Clinton announces State Department review stressing conflict prevention
Wednesday, December 15, 2010; 7:41 PM
Secretary of State Hillary Rodham Clinton announced an overhaul of the State Department's bureaucracy Wednesday, pledging to focus more on conflict prevention and elevate the roles of U.S. ambassadors in coordinating the work of all U.S. agencies working abroad.
Clinton's Quadrennial Diplomacy and Development Review (QDDR) was two years in the making. It is intended to elevate "civilian power" at a time when the U.S. military has played a growing role in nation-building.
Clinton called the review "a blueprint for how our country can lead in a changing world through what I call civilian power." She said its goals include improving the State Department's ability to defuse crises before they explode, and enabling diplomats to be "the partner that our military needs" if violence does break out.
"We've learned a lot with what has happened in Iraq and Afghanistan, and we really believe we are putting forth a better organizational" structure, Clinton said at a town hall forum at the State Department.
The review also seeks to strengthen the U.S. Agency for International Development, by giving it control of the Obama administration's global health and agriculture initiatives.
Clinton said some of the reforms involve reorganizing the State Department bureaucracy - setting up an undersecretary for civilian security, who will focus on conflict areas, and bureaus for energy resources and counterterrorism.
But a major drive will simply be to get senior U.S. diplomats and aid officials to work more collaboratively with other federal agencies that have an increasing foreign presence, such as the Agriculture and Treasury departments, she said. Such ability to work with other agencies will become a key criterion in deciding who gets to be an ambassador or mission director, officials said.
Clinton said the State Department is trying to get back some appropriations authority that was transferred to the military during the wars in Afghanistan and Iraq. But officials said the review does not envision a large increase in the department's budget.
Key congressional Republicans have indicated they will seek to cut the diplomatic and foreign aid budgets when they assume the House majority next year.
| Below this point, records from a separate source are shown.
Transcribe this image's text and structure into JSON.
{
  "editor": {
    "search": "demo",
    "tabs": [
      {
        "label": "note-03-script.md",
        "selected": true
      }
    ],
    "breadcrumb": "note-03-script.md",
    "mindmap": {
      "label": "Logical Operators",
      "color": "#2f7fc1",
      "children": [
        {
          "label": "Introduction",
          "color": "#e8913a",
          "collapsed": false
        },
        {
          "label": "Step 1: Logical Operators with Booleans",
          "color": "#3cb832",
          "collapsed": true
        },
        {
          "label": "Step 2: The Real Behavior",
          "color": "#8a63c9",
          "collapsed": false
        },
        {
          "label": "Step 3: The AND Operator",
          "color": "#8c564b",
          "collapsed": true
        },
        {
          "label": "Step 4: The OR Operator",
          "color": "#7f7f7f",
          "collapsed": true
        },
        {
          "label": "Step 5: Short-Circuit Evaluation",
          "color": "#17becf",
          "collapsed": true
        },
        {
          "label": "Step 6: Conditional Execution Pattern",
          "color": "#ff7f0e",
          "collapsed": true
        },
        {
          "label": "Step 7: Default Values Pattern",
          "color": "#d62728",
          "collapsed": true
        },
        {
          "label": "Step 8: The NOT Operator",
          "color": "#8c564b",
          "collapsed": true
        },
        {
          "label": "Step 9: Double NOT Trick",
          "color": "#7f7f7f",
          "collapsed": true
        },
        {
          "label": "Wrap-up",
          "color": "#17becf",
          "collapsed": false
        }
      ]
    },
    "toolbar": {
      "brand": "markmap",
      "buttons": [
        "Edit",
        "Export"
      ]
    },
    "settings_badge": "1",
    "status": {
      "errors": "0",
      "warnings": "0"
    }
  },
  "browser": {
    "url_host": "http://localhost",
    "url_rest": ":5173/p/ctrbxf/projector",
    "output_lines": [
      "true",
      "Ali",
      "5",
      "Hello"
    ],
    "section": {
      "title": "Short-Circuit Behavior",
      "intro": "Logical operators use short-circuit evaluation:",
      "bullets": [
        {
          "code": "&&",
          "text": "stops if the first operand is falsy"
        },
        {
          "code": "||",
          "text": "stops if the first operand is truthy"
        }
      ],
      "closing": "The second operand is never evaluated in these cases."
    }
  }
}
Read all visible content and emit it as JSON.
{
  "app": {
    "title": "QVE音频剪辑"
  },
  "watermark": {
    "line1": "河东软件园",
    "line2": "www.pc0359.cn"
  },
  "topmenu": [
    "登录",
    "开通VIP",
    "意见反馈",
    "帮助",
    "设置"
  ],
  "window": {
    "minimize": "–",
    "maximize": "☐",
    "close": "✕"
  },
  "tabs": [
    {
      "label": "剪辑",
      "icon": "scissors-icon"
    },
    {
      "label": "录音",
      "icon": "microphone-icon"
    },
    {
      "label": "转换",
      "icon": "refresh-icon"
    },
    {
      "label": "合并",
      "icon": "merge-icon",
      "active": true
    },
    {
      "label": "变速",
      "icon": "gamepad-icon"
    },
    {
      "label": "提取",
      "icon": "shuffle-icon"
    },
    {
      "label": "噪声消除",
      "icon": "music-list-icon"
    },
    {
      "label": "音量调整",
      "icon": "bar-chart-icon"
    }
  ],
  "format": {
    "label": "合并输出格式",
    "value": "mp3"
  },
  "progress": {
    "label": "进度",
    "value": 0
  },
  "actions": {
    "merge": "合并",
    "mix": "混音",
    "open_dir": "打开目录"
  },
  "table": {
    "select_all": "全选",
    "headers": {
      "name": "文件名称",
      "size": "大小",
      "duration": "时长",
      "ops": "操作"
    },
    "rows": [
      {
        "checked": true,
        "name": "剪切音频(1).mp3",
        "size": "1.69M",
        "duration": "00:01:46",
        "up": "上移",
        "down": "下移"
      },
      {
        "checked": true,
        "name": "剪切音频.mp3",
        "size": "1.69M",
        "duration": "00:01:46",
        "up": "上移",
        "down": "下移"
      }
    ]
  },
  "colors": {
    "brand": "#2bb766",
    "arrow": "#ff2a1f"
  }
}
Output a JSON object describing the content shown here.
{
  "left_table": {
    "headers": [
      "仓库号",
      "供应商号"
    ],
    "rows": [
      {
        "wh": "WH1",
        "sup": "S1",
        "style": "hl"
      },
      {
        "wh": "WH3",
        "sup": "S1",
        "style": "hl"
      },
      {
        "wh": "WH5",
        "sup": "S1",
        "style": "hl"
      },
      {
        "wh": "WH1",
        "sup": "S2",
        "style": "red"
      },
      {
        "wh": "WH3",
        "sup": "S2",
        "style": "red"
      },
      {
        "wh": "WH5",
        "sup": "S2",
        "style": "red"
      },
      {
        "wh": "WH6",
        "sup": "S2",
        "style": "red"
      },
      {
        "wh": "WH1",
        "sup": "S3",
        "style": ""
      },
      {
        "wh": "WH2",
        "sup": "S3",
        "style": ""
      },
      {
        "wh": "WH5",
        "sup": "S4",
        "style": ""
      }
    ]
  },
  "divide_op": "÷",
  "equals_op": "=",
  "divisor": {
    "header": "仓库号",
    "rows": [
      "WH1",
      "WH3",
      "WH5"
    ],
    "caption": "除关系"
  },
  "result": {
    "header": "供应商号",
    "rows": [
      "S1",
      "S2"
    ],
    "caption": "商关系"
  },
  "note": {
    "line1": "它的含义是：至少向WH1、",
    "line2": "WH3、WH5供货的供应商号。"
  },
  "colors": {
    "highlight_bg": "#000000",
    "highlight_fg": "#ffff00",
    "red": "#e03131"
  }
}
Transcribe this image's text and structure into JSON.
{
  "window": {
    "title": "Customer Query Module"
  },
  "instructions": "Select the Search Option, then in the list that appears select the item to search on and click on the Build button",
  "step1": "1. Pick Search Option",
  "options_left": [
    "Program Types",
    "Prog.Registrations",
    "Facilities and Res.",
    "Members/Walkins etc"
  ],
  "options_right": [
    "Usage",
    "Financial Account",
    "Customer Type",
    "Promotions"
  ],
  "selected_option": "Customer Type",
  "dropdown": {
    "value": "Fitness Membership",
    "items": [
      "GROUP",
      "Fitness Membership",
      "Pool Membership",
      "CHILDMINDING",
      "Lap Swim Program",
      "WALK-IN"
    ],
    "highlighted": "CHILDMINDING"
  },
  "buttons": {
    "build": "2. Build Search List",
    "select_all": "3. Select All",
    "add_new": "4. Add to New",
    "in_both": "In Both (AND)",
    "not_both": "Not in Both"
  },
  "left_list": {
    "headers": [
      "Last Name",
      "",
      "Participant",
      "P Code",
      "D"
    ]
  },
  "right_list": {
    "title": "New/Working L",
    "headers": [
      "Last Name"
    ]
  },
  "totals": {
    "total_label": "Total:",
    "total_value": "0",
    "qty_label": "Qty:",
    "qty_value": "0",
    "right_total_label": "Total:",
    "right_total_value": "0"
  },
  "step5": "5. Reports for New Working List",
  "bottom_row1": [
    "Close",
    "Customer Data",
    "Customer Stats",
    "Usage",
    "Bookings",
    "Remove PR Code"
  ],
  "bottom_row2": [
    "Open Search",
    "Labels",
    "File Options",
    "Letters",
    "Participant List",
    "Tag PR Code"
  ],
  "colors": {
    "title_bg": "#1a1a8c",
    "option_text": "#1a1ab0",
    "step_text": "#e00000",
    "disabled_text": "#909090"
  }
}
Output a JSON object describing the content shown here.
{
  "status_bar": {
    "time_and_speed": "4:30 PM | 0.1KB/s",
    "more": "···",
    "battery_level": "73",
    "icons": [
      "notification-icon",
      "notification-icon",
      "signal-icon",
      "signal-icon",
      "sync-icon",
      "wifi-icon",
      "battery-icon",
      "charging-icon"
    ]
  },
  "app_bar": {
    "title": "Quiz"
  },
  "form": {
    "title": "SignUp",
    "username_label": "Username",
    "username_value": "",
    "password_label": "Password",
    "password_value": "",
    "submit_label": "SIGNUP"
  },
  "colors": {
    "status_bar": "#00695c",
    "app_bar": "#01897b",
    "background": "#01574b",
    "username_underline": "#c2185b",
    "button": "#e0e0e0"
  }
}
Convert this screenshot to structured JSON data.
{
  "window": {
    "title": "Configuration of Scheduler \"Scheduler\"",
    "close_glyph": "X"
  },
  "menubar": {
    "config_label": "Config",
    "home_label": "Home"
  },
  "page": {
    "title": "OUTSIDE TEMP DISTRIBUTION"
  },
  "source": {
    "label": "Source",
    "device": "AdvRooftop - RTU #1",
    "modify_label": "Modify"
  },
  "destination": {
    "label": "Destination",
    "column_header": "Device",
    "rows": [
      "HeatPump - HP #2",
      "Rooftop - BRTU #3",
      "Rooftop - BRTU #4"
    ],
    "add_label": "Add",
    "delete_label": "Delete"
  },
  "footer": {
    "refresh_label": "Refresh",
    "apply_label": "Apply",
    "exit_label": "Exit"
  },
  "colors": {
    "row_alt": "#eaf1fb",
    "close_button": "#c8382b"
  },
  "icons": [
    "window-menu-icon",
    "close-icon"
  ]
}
The State Department director of policy planning, Anne-Marie Slaughter, said the review should get a good reception in Congress. "Many of the things the new members are calling for, we've been focusing on. How can we work better? How can we streamline?"